Content starts

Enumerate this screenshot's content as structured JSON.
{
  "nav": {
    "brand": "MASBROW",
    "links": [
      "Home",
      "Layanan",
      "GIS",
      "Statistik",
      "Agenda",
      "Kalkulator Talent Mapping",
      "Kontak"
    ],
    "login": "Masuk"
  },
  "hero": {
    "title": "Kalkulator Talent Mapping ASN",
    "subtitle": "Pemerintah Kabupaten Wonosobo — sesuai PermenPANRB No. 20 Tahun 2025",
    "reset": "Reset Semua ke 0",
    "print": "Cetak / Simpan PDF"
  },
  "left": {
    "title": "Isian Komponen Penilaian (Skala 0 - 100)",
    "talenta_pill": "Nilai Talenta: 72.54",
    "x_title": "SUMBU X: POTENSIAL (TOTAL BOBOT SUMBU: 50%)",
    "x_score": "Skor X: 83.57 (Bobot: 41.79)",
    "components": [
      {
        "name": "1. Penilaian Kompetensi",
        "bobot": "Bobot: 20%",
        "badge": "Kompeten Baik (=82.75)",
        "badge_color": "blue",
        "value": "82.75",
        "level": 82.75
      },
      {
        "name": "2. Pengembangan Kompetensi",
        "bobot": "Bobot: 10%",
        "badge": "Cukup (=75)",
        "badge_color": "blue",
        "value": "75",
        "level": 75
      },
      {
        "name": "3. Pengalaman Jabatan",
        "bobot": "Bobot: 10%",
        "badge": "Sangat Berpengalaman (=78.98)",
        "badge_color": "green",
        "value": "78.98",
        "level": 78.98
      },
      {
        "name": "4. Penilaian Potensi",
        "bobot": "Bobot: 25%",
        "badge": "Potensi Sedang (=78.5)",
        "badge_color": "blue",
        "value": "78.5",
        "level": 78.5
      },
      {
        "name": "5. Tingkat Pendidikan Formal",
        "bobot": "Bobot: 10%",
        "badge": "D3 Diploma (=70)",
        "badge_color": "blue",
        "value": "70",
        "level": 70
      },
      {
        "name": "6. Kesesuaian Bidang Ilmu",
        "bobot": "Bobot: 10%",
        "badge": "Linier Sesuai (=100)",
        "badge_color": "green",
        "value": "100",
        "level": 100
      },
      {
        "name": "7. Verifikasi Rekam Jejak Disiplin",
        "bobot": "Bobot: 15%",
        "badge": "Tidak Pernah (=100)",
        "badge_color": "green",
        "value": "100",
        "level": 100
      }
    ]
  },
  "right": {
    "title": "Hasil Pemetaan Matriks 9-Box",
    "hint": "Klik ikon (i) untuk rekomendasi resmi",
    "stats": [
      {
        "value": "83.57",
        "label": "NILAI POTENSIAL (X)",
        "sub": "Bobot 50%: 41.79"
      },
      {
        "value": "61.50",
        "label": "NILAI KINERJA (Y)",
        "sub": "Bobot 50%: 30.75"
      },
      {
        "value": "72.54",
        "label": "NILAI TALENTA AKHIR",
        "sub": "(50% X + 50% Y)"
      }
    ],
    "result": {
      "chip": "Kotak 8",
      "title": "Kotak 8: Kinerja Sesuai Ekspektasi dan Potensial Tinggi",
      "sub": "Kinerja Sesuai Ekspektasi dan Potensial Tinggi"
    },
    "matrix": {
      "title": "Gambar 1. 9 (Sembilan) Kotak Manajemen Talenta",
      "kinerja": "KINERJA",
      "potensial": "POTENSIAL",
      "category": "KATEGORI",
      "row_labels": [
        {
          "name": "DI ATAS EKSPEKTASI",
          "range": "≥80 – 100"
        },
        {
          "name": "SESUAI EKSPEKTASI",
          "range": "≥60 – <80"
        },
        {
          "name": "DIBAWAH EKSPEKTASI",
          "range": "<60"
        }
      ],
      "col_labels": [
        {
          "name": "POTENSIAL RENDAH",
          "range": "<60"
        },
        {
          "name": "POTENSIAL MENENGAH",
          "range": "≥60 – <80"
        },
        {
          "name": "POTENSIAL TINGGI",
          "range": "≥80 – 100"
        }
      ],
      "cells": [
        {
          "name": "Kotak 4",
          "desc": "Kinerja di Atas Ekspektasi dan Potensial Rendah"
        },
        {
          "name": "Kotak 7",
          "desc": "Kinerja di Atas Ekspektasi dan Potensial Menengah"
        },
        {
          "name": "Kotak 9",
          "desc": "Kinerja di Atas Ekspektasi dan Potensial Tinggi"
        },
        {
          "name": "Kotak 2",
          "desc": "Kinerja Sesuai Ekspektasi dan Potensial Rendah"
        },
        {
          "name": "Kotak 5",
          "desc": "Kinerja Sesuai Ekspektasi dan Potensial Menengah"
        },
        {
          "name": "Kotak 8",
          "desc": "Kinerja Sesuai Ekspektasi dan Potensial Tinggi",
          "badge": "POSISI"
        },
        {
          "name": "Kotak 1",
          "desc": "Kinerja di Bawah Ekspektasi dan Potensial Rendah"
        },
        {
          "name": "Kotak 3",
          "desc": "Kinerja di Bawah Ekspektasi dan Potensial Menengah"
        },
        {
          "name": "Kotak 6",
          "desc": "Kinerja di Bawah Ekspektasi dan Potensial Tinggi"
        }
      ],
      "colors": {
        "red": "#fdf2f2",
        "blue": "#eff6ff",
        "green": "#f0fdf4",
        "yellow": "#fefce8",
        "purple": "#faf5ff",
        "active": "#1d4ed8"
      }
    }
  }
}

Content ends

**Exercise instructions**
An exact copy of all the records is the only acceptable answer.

**Completed task**
Enumerate this screenshot's content as structured JSON.
{
  "nav": {
    "brand": "MASBROW",
    "links": [
      "Home",
      "Layanan",
      "GIS",
      "Statistik",
      "Agenda",
      "Kalkulator Talent Mapping",
      "Kontak"
    ],
    "login": "Masuk"
  },
  "hero": {
    "title": "Kalkulator Talent Mapping ASN",
    "subtitle": "Pemerintah Kabupaten Wonosobo — sesuai PermenPANRB No. 20 Tahun 2025",
    "reset": "Reset Semua ke 0",
    "print": "Cetak / Simpan PDF"
  },
  "left": {
    "title": "Isian Komponen Penilaian (Skala 0 - 100)",
    "talenta_pill": "Nilai Talenta: 72.54",
    "x_title": "SUMBU X: POTENSIAL (TOTAL BOBOT SUMBU: 50%)",
    "x_score": "Skor X: 83.57 (Bobot: 41.79)",
    "components": [
      {
        "name": "1. Penilaian Kompetensi",
        "bobot": "Bobot: 20%",
        "badge": "Kompeten Baik (=82.75)",
        "badge_color": "blue",
        "value": "82.75",
        "level": 82.75
      },
      {
        "name": "2. Pengembangan Kompetensi",
        "bobot": "Bobot: 10%",
        "badge": "Cukup (=75)",
        "badge_color": "blue",
        "value": "75",
        "level": 75
      },
      {
        "name": "3. Pengalaman Jabatan",
        "bobot": "Bobot: 10%",
        "badge": "Sangat Berpengalaman (=78.98)",
        "badge_color": "green",
        "value": "78.98",
        "level": 78.98
      },
      {
        "name": "4. Penilaian Potensi",
        "bobot": "Bobot: 25%",
        "badge": "Potensi Sedang (=78.5)",
        "badge_color": "blue",
        "value": "78.5",
        "level": 78.5
      },
      {
        "name": "5. Tingkat Pendidikan Formal",
        "bobot": "Bobot: 10%",
        "badge": "D3 Diploma (=70)",
        "badge_color": "blue",
        "value": "70",
        "level": 70
      },
      {
        "name": "6. Kesesuaian Bidang Ilmu",
        "bobot": "Bobot: 10%",
        "badge": "Linier Sesuai (=100)",
        "badge_color": "green",
        "value": "100",
        "level": 100
      },
      {
        "name": "7. Verifikasi Rekam Jejak Disiplin",
        "bobot": "Bobot: 15%",
        "badge": "Tidak Pernah (=100)",
        "badge_color": "green",
        "value": "100",
        "level": 100
      }
    ]
  },
  "right": {
    "title": "Hasil Pemetaan Matriks 9-Box",
    "hint": "Klik ikon (i) untuk rekomendasi resmi",
    "stats": [
      {
        "value": "83.57",
        "label": "NILAI POTENSIAL (X)",
        "sub": "Bobot 50%: 41.79"
      },
      {
        "value": "61.50",
        "label": "NILAI KINERJA (Y)",
        "sub": "Bobot 50%: 30.75"
      },
      {
        "value": "72.54",
        "label": "NILAI TALENTA AKHIR",
        "sub": "(50% X + 50% Y)"
      }
    ],
    "result": {
      "chip": "Kotak 8",
      "title": "Kotak 8: Kinerja Sesuai Ekspektasi dan Potensial Tinggi",
      "sub": "Kinerja Sesuai Ekspektasi dan Potensial Tinggi"
    },
    "matrix": {
      "title": "Gambar 1. 9 (Sembilan) Kotak Manajemen Talenta",
      "kinerja": "KINERJA",
      "potensial": "POTENSIAL",
      "category": "KATEGORI",
      "row_labels": [
        {
          "name": "DI ATAS EKSPEKTASI",
          "range": "≥80 – 100"
        },
        {
          "name": "SESUAI EKSPEKTASI",
          "range": "≥60 – <80"
        },
        {
          "name": "DIBAWAH EKSPEKTASI",
          "range": "<60"
        }
      ],
      "col_labels": [
        {
          "name": "POTENSIAL RENDAH",
          "range": "<60"
        },
        {
          "name": "POTENSIAL MENENGAH",
          "range": "≥60 – <80"
        },
        {
          "name": "POTENSIAL TINGGI",
          "range": "≥80 – 100"
        }
      ],
      "cells": [
        {
          "name": "Kotak 4",
          "desc": "Kinerja di Atas Ekspektasi dan Potensial Rendah"
        },
        {
          "name": "Kotak 7",
          "desc": "Kinerja di Atas Ekspektasi dan Potensial Menengah"
        },
        {
          "name": "Kotak 9",
          "desc": "Kinerja di Atas Ekspektasi dan Potensial Tinggi"
        },
        {
          "name": "Kotak 2",
          "desc": "Kinerja Sesuai Ekspektasi dan Potensial Rendah"
        },
        {
          "name": "Kotak 5",
          "desc": "Kinerja Sesuai Ekspektasi dan Potensial Menengah"
        },
        {
          "name": "Kotak 8",
          "desc": "Kinerja Sesuai Ekspektasi dan Potensial Tinggi",
          "badge": "POSISI"
        },
        {
          "name": "Kotak 1",
          "desc": "Kinerja di Bawah Ekspektasi dan Potensial Rendah"
        },
        {
          "name": "Kotak 3",
          "desc": "Kinerja di Bawah Ekspektasi dan Potensial Menengah"
        },
        {
          "name": "Kotak 6",
          "desc": "Kinerja di Bawah Ekspektasi dan Potensial Tinggi"
        }
      ],
      "colors": {
        "red": "#fdf2f2",
        "blue": "#eff6ff",
        "green": "#f0fdf4",
        "yellow": "#fefce8",
        "purple": "#faf5ff",
        "active": "#1d4ed8"
      }
    }
  }
}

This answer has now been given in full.